Website and app data records:
---
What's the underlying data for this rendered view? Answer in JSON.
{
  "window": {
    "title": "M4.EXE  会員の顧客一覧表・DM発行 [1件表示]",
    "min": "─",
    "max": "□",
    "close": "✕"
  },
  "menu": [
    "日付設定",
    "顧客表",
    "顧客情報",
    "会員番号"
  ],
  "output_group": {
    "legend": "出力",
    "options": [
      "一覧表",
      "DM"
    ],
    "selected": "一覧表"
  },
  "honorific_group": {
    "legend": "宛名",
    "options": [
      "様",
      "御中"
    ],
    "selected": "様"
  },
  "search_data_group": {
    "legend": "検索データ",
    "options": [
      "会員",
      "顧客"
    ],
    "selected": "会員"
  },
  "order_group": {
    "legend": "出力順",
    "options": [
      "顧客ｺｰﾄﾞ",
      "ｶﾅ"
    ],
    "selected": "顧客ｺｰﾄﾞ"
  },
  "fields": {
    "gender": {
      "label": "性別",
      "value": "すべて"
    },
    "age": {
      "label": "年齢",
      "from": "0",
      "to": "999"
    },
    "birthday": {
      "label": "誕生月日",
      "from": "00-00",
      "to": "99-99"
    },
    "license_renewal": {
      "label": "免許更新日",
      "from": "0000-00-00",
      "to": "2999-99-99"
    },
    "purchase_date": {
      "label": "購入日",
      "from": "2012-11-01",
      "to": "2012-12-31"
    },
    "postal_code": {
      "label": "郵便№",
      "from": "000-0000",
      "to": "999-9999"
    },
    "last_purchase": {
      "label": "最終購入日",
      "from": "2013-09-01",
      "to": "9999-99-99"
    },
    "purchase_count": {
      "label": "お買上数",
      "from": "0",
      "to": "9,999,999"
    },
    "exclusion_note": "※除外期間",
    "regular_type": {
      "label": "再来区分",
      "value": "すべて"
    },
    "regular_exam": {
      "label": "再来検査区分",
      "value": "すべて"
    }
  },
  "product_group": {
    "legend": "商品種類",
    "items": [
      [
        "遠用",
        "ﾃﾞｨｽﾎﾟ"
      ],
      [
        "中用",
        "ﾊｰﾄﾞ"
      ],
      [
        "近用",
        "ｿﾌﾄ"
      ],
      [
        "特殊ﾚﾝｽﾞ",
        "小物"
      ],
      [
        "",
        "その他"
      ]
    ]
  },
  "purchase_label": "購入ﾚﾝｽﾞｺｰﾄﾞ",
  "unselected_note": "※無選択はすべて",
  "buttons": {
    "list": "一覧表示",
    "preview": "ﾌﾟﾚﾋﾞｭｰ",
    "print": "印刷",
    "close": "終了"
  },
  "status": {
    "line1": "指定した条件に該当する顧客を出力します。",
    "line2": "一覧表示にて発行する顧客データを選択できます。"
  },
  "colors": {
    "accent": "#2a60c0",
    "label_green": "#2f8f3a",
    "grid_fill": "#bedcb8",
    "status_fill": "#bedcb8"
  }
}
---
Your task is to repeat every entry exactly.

What's the underlying data for this rendered view? Answer in JSON.
{
  "window": {
    "title": "M4.EXE  会員の顧客一覧表・DM発行 [1件表示]",
    "min": "─",
    "max": "□",
    "close": "✕"
  },
  "menu": [
    "日付設定",
    "顧客表",
    "顧客情報",
    "会員番号"
  ],
  "output_group": {
    "legend": "出力",
    "options": [
      "一覧表",
      "DM"
    ],
    "selected": "一覧表"
  },
  "honorific_group": {
    "legend": "宛名",
    "options": [
      "様",
      "御中"
    ],
    "selected": "様"
  },
  "search_data_group": {
    "legend": "検索データ",
    "options": [
      "会員",
      "顧客"
    ],
    "selected": "会員"
  },
  "order_group": {
    "legend": "出力順",
    "options": [
      "顧客ｺｰﾄﾞ",
      "ｶﾅ"
    ],
    "selected": "顧客ｺｰﾄﾞ"
  },
  "fields": {
    "gender": {
      "label": "性別",
      "value": "すべて"
    },
    "age": {
      "label": "年齢",
      "from": "0",
      "to": "999"
    },
    "birthday": {
      "label": "誕生月日",
      "from": "00-00",
      "to": "99-99"
    },
    "license_renewal": {
      "label": "免許更新日",
      "from": "0000-00-00",
      "to": "2999-99-99"
    },
    "purchase_date": {
      "label": "購入日",
      "from": "2012-11-01",
      "to": "2012-12-31"
    },
    "postal_code": {
      "label": "郵便№",
      "from": "000-0000",
      "to": "999-9999"
    },
    "last_purchase": {
      "label": "最終購入日",
      "from": "2013-09-01",
      "to": "9999-99-99"
    },
    "purchase_count": {
      "label": "お買上数",
      "from": "0",
      "to": "9,999,999"
    },
    "exclusion_note": "※除外期間",
    "regular_type": {
      "label": "再来区分",
      "value": "すべて"
    },
    "regular_exam": {
      "label": "再来検査区分",
      "value": "すべて"
    }
  },
  "product_group": {
    "legend": "商品種類",
    "items": [
      [
        "遠用",
        "ﾃﾞｨｽﾎﾟ"
      ],
      [
        "中用",
        "ﾊｰﾄﾞ"
      ],
      [
        "近用",
        "ｿﾌﾄ"
      ],
      [
        "特殊ﾚﾝｽﾞ",
        "小物"
      ],
      [
        "",
        "その他"
      ]
    ]
  },
  "purchase_label": "購入ﾚﾝｽﾞｺｰﾄﾞ",
  "unselected_note": "※無選択はすべて",
  "buttons": {
    "list": "一覧表示",
    "preview": "ﾌﾟﾚﾋﾞｭｰ",
    "print": "印刷",
    "close": "終了"
  },
  "status": {
    "line1": "指定した条件に該当する顧客を出力します。",
    "line2": "一覧表示にて発行する顧客データを選択できます。"
  },
  "colors": {
    "accent": "#2a60c0",
    "label_green": "#2f8f3a",
    "grid_fill": "#bedcb8",
    "status_fill": "#bedcb8"
  }
}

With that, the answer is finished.